Items from an interface collection
++++++++++

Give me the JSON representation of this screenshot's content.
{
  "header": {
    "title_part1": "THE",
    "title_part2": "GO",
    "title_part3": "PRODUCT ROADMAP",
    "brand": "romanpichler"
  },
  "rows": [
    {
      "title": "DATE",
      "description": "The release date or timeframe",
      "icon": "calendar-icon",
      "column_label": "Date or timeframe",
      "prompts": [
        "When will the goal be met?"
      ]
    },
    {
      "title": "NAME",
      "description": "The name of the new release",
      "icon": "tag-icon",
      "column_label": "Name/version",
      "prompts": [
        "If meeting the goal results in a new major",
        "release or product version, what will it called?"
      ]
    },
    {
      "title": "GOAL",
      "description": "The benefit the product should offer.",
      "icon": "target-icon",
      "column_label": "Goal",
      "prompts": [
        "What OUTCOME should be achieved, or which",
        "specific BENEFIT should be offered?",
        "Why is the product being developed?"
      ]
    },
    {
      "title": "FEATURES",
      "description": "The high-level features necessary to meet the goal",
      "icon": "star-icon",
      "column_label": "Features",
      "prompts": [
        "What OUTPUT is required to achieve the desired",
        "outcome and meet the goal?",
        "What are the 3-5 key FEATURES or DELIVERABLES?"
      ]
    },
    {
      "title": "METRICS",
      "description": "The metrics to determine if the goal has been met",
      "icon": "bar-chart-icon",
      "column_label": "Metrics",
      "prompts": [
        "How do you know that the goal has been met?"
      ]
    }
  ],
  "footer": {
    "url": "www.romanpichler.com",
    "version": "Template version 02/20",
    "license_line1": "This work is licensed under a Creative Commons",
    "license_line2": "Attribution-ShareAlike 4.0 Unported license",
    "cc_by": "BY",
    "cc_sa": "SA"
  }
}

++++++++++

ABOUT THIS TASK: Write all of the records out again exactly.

RESULT FOR THIS TASK:
Give me the JSON representation of this screenshot's content.
{
  "header": {
    "title_part1": "THE",
    "title_part2": "GO",
    "title_part3": "PRODUCT ROADMAP",
    "brand": "romanpichler"
  },
  "rows": [
    {
      "title": "DATE",
      "description": "The release date or timeframe",
      "icon": "calendar-icon",
      "column_label": "Date or timeframe",
      "prompts": [
        "When will the goal be met?"
      ]
    },
    {
      "title": "NAME",
      "description": "The name of the new release",
      "icon": "tag-icon",
      "column_label": "Name/version",
      "prompts": [
        "If meeting the goal results in a new major",
        "release or product version, what will it called?"
      ]
    },
    {
      "title": "GOAL",
      "description": "The benefit the product should offer.",
      "icon": "target-icon",
      "column_label": "Goal",
      "prompts": [
        "What OUTCOME should be achieved, or which",
        "specific BENEFIT should be offered?",
        "Why is the product being developed?"
      ]
    },
    {
      "title": "FEATURES",
      "description": "The high-level features necessary to meet the goal",
      "icon": "star-icon",
      "column_label": "Features",
      "prompts": [
        "What OUTPUT is required to achieve the desired",
        "outcome and meet the goal?",
        "What are the 3-5 key FEATURES or DELIVERABLES?"
      ]
    },
    {
      "title": "METRICS",
      "description": "The metrics to determine if the goal has been met",
      "icon": "bar-chart-icon",
      "column_label": "Metrics",
      "prompts": [
        "How do you know that the goal has been met?"
      ]
    }
  ],
  "footer": {
    "url": "www.romanpichler.com",
    "version": "Template version 02/20",
    "license_line1": "This work is licensed under a Creative Commons",
    "license_line2": "Attribution-ShareAlike 4.0 Unported license",
    "cc_by": "BY",
    "cc_sa": "SA"
  }
}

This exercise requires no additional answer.